from the next? I have been able to make some really good contacts
and customers who are crazy about my work at each show. So far, I
have covered show expenses and cost of materials plus a smidgen.
Supposedly you will build your clientele and have a better idea of
your show market as you go into your second year. Consider which
shows had the best return and attracted the clientele that likes your
style of work, and drop the ones that didn't meet this criteria, and
add on one or two others to try out as replacements. Get your
customers' names and addresses so you can drop them a note telling
them where your booth will be when a show is in their area. Past
customers are great repeat customers.
2. Did any of you make a huge profit the first year of selling
I sold enough to pay for my investment in inventory and to buy new
tools to allow me to buy tools to make things easier on me. Not a
huge profit, but it was enough to satisfy my desire to continue.
4. I am afraid of consignment. For one thing, it thins my
stock. I did a show this weekend where I know I could've sold a
piece that I have on consignment in a gallery several states away.
Does anyone have really good luck with consignments?
Some consignments are very good with a monthly track record. Others
only sell occasionally, and those I drop.
5. A buyer who saw my work this last weekend wants me to mass
produce for her. She says one-of-a-kind is OUT! She says if you do
one-of-a-kind you are waging a war on money! I want to work for
myself, but if I take her up on her offer I will have to spend ALL
of my time producing for her instead of promoting and selling my
unique designs. Thoughts or opinions?
Consider making this a wholesale account. Develop an exclusive line
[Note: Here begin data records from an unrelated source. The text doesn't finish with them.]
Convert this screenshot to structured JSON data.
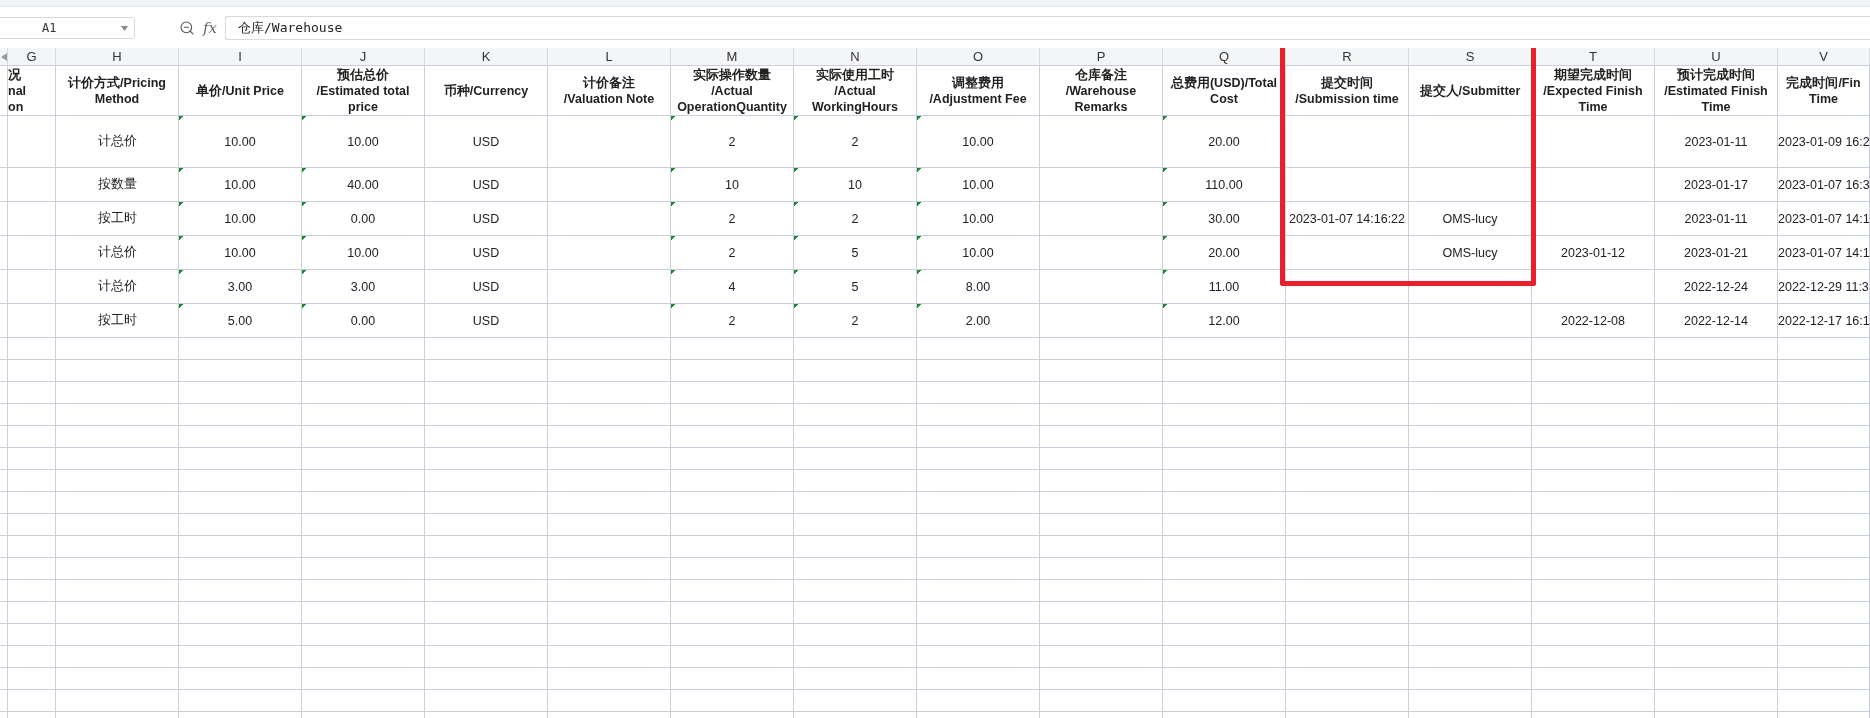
{
  "formula_bar": {
    "name_box": "A1",
    "fx_label": "fx",
    "formula": "仓库/Warehouse"
  },
  "columns": [
    {
      "letter": "G",
      "header": "况\nnal\non",
      "highlighted": false
    },
    {
      "letter": "H",
      "header": "计价方式/Pricing\nMethod",
      "highlighted": false,
      "number_flag": false
    },
    {
      "letter": "I",
      "header": "单价/Unit Price",
      "highlighted": false,
      "number_flag": true
    },
    {
      "letter": "J",
      "header": "预估总价\n/Estimated total\nprice",
      "highlighted": false,
      "number_flag": true
    },
    {
      "letter": "K",
      "header": "币种/Currency",
      "highlighted": false,
      "number_flag": false
    },
    {
      "letter": "L",
      "header": "计价备注\n/Valuation Note",
      "highlighted": false
    },
    {
      "letter": "M",
      "header": "实际操作数量\n/Actual\nOperationQuantity",
      "highlighted": false,
      "number_flag": true
    },
    {
      "letter": "N",
      "header": "实际使用工时\n/Actual\nWorkingHours",
      "highlighted": false,
      "number_flag": true
    },
    {
      "letter": "O",
      "header": "调整费用\n/Adjustment Fee",
      "highlighted": false,
      "number_flag": true
    },
    {
      "letter": "P",
      "header": "仓库备注\n/Warehouse\nRemarks",
      "highlighted": false
    },
    {
      "letter": "Q",
      "header": "总费用(USD)/Total\nCost",
      "highlighted": false,
      "number_flag": true
    },
    {
      "letter": "R",
      "header": "提交时间\n/Submission time",
      "highlighted": true,
      "number_flag": false
    },
    {
      "letter": "S",
      "header": "提交人/Submitter",
      "highlighted": true,
      "number_flag": false
    },
    {
      "letter": "T",
      "header": "期望完成时间\n/Expected Finish\nTime",
      "highlighted": false,
      "number_flag": false
    },
    {
      "letter": "U",
      "header": "预计完成时间\n/Estimated Finish\nTime",
      "highlighted": false,
      "number_flag": false
    },
    {
      "letter": "V",
      "header": "完成时间/Fin\nTime",
      "highlighted": false,
      "number_flag": false
    }
  ],
  "rows": [
    {
      "H": "计总价",
      "I": "10.00",
      "J": "10.00",
      "K": "USD",
      "M": "2",
      "N": "2",
      "O": "10.00",
      "Q": "20.00",
      "U": "2023-01-11",
      "V": "2023-01-09 16:2"
    },
    {
      "H": "按数量",
      "I": "10.00",
      "J": "40.00",
      "K": "USD",
      "M": "10",
      "N": "10",
      "O": "10.00",
      "Q": "110.00",
      "U": "2023-01-17",
      "V": "2023-01-07 16:3"
    },
    {
      "H": "按工时",
      "I": "10.00",
      "J": "0.00",
      "K": "USD",
      "M": "2",
      "N": "2",
      "O": "10.00",
      "Q": "30.00",
      "R": "2023-01-07 14:16:22",
      "S": "OMS-lucy",
      "U": "2023-01-11",
      "V": "2023-01-07 14:1"
    },
    {
      "H": "计总价",
      "I": "10.00",
      "J": "10.00",
      "K": "USD",
      "M": "2",
      "N": "5",
      "O": "10.00",
      "Q": "20.00",
      "S": "OMS-lucy",
      "T": "2023-01-12",
      "U": "2023-01-21",
      "V": "2023-01-07 14:1"
    },
    {
      "H": "计总价",
      "I": "3.00",
      "J": "3.00",
      "K": "USD",
      "M": "4",
      "N": "5",
      "O": "8.00",
      "Q": "11.00",
      "U": "2022-12-24",
      "V": "2022-12-29 11:3"
    },
    {
      "H": "按工时",
      "I": "5.00",
      "J": "0.00",
      "K": "USD",
      "M": "2",
      "N": "2",
      "O": "2.00",
      "Q": "12.00",
      "T": "2022-12-08",
      "U": "2022-12-14",
      "V": "2022-12-17 16:1"
    }
  ]
}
for her, and figure out a way to mass produce by means of casting. If
you don't have the capability of casting, farm it out. Tell her what
the price points are for volume sales, and that when she places her
order, it's half down and the balance net 30 days after delivery,
with signed contracts for the exclusivity on her part, and cash basis
on your part. Have the understanding that once she no longer buys a
particular exclusive design for a certain time period, then it passes
back to you for general public consumption.
However, in my opinion, she wants one-of-a-kind designs, but she
wants them at rock-bottom prices that are competitive with foreign
manufacturing. Will you be able to meet the price points she expects,
and still be able to make a profit that allows you a wage outside of your
inventory and labor?